# [Data for analysis]
=== Section Start ===

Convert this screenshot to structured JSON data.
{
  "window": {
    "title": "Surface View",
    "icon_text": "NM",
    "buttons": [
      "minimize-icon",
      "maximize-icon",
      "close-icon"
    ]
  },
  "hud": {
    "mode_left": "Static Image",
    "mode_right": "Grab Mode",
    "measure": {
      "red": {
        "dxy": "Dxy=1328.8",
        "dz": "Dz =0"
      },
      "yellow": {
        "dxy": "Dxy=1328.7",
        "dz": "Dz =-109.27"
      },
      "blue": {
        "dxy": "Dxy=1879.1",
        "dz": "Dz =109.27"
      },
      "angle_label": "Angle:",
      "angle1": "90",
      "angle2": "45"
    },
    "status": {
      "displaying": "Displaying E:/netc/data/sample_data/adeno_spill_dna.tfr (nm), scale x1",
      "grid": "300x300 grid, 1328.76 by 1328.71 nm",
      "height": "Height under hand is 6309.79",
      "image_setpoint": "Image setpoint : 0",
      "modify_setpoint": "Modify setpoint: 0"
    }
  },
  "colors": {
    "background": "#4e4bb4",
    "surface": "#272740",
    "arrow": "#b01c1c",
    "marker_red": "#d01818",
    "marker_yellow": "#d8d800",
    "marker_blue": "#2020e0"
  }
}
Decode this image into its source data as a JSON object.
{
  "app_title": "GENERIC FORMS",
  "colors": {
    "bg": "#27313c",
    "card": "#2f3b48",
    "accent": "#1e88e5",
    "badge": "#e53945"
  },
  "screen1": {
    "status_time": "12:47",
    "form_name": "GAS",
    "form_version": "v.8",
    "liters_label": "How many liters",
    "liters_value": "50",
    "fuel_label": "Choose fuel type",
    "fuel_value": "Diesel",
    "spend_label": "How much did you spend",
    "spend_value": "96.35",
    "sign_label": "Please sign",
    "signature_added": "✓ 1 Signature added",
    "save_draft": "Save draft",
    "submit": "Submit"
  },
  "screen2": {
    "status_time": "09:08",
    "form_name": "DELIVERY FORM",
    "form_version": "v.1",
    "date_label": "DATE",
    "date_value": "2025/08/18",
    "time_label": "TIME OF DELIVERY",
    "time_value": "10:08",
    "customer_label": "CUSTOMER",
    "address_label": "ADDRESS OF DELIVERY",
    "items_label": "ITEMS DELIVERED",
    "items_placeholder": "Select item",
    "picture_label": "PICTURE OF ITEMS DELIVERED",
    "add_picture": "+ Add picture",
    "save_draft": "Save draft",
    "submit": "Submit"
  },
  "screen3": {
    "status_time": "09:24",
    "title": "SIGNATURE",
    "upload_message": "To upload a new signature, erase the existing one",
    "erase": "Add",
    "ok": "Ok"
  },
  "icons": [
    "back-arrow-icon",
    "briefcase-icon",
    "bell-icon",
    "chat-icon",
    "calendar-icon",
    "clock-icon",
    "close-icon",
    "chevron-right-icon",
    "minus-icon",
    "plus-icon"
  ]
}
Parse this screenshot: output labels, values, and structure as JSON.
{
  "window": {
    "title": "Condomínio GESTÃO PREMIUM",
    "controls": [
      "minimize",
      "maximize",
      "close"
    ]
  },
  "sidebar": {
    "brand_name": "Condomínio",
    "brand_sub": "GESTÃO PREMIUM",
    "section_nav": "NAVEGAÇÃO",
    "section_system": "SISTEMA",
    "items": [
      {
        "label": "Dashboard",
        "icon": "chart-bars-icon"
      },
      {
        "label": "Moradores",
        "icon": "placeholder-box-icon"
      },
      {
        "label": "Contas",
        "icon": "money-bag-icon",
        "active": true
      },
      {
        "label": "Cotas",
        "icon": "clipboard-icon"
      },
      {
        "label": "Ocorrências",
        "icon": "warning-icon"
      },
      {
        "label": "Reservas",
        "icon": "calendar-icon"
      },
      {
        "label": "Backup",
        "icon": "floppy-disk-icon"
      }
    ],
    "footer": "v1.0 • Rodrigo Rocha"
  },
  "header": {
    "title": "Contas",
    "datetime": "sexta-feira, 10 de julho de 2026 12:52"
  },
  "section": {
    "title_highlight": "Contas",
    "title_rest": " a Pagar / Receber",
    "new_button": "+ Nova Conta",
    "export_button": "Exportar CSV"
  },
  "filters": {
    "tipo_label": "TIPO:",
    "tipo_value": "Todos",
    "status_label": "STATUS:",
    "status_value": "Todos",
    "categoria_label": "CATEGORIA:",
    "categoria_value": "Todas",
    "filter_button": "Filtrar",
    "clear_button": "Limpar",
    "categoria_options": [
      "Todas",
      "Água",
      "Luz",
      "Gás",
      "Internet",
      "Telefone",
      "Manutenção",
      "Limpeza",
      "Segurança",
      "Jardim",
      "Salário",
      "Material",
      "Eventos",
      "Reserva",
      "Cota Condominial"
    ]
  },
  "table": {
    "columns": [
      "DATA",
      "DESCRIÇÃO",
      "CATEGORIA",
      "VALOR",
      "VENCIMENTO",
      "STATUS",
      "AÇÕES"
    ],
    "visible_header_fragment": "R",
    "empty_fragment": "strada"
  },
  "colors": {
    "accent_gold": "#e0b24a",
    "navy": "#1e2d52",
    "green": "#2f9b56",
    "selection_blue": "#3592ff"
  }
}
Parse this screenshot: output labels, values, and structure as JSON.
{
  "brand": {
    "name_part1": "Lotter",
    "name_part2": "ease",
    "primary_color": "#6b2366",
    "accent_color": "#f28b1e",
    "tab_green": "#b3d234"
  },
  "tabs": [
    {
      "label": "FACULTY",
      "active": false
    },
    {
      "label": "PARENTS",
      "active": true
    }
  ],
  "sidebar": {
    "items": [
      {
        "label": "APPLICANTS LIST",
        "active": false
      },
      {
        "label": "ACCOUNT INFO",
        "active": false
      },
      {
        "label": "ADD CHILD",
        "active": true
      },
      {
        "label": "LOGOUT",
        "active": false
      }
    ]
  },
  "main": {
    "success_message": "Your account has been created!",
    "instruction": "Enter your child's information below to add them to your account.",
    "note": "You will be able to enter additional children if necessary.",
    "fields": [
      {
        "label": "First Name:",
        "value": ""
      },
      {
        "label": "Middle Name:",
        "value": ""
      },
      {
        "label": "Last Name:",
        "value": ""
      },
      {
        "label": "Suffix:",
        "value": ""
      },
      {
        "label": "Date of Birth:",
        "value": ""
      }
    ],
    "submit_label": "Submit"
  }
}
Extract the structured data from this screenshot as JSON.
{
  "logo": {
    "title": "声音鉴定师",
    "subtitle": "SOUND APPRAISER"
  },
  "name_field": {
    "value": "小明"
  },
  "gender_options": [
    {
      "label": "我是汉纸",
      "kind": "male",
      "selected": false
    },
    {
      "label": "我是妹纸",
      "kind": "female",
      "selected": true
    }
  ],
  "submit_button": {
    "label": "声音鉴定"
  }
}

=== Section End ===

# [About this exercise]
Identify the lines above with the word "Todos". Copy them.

# [Output of the task]
    "tipo_value": "Todos",
    "status_value": "Todos",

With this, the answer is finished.